For 70 years, temperatures dropped by 1.8 to 2.7 degrees Fahrenheit.
Painting by Abraham Hondius, “The Frozen Thames, looking Eastwards towards Old London Bridge,” 1677. Image credit: Museum of London.
Conversely, times of increased solar activity have corresponded with global warning. During the 12th and 13th centuries, the Sun was active, and the European climate was quite mild.
Solar Cycle 24: A Quick Summary
The sun is currently in solar cycle 24, which means the 24th cycle since record-keeping began in 1755.
The solar minimum occurred in December of 2008. (At the time, it was thought that solar cycle 24 would be below average in intensity, with a maximum sunspot number of 90, and the consensus option was that the solar maximum would occur in May, 2014.)
- Cycle 24 began in early 2008. During 2008 and 2009, there were almost NO sunspots, a very unusual situation that had not happened for almost a century. Due to the weak solar activity, galactic cosmic rays were at record levels.
- The Sun’s record-breaking sleep ended in 2010. In 2011, sunspot counts jumped up. In February of 2012, the sunpot numbers reached a peak of 66.9. In late 2013, NASA reported, “The Sun’s global magnetic field is about to reverse polarity.” The sunspot number climbed into the 70s. This is still very low. By February of 2014, sunspots averaged 102.8 spots a day, which is the first time the cycle broke 100.

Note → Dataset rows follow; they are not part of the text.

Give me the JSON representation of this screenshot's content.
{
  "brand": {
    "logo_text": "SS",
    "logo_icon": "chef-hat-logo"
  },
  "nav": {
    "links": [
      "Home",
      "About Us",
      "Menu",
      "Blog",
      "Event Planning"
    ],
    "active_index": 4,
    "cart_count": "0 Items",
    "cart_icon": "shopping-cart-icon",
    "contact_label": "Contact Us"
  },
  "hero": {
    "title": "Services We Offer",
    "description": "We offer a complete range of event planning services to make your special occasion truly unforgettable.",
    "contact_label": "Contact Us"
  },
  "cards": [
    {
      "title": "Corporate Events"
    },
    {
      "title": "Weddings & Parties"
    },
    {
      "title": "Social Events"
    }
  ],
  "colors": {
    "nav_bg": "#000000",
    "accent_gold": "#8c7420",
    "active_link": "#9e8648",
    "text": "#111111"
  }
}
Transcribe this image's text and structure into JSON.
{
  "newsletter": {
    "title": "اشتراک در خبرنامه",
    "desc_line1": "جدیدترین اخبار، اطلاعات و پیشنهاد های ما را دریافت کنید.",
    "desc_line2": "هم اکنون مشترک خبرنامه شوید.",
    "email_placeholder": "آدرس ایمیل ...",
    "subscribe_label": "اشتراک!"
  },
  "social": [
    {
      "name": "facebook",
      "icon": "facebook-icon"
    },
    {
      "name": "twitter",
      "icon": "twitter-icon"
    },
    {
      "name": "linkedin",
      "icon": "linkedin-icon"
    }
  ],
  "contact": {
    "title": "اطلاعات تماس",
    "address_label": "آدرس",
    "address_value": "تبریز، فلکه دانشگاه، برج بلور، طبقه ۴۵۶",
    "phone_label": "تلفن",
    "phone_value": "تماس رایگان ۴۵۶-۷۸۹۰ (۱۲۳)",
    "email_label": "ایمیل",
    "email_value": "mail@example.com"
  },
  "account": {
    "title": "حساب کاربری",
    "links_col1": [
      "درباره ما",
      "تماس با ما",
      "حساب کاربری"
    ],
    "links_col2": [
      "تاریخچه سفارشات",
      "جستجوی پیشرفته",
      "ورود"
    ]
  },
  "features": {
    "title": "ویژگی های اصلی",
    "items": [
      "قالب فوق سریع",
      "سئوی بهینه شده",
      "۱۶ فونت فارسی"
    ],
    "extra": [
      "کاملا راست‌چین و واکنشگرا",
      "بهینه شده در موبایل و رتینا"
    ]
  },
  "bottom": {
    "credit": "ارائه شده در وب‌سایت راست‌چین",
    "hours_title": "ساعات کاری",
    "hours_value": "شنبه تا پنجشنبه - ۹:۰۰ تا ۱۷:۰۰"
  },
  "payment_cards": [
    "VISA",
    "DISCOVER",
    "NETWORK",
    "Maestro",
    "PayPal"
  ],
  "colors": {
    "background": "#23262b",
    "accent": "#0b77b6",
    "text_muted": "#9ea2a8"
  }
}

- The solar maximum for Cycle 24 was reached In April, 2014, when the sunspot number peaked a second time, reaching 81.9. Many cycles are double peaked, however, this is the first time the second peak was larger than the first peak (in February, 2012).
In 2015, the sun grew quieter. Cycle 24 declined in terms of sunspot number. There were two significant events with geomagnetic storms on June 22 and March 17. That said, Cycle 24 is the weakest cycle since Cycle 14 (which had a maximum of 64.2 in February of 1906). “The 3-month moving averages of sunspot numbers centered on January through December 2015 were 98.2, 78.1, 68.2, 72.4, 77.7, 76.3, 69.1, 67.5, 64.5, 64.6, 58.5 and 55.4. With this moving average you can see a smooth, steady decline in cycle 24.” –K7RA Solar Update
Solar Activity Forecast 2016
We remain in solar cycle 24. Thus far in 2016, sunspot activity is quiet. Most scientists predict that geomagnetic activity will be remain weak.
- According to NOAA’s Space Weather Prediction Center (SWPC), the monthly sunspot numbers will drop to the low 40’s during 2016, declining to the 30’s by fall of 2016.
- K7RA Solar Updates also report low levels of activity this year.
When will solar cycle 24 end? What will happen next? Stay tuned!
What Does All This Mean?
Quiet-to-average cycles may mean a cooling pattern over the next few decades. Temperatures have been colder than it would have been otherwise.
Sunspots are similar to a bathtub of lukewarm water; if you trickle in cold or hot water, it may take a while to notice the difference.
If this cooling phase on Earth, however, is offset by any warming caused by increasing greenhouse gases, they also raise the question of whether an eventual warming cycle could lead to more rapid warming on Earth than expected.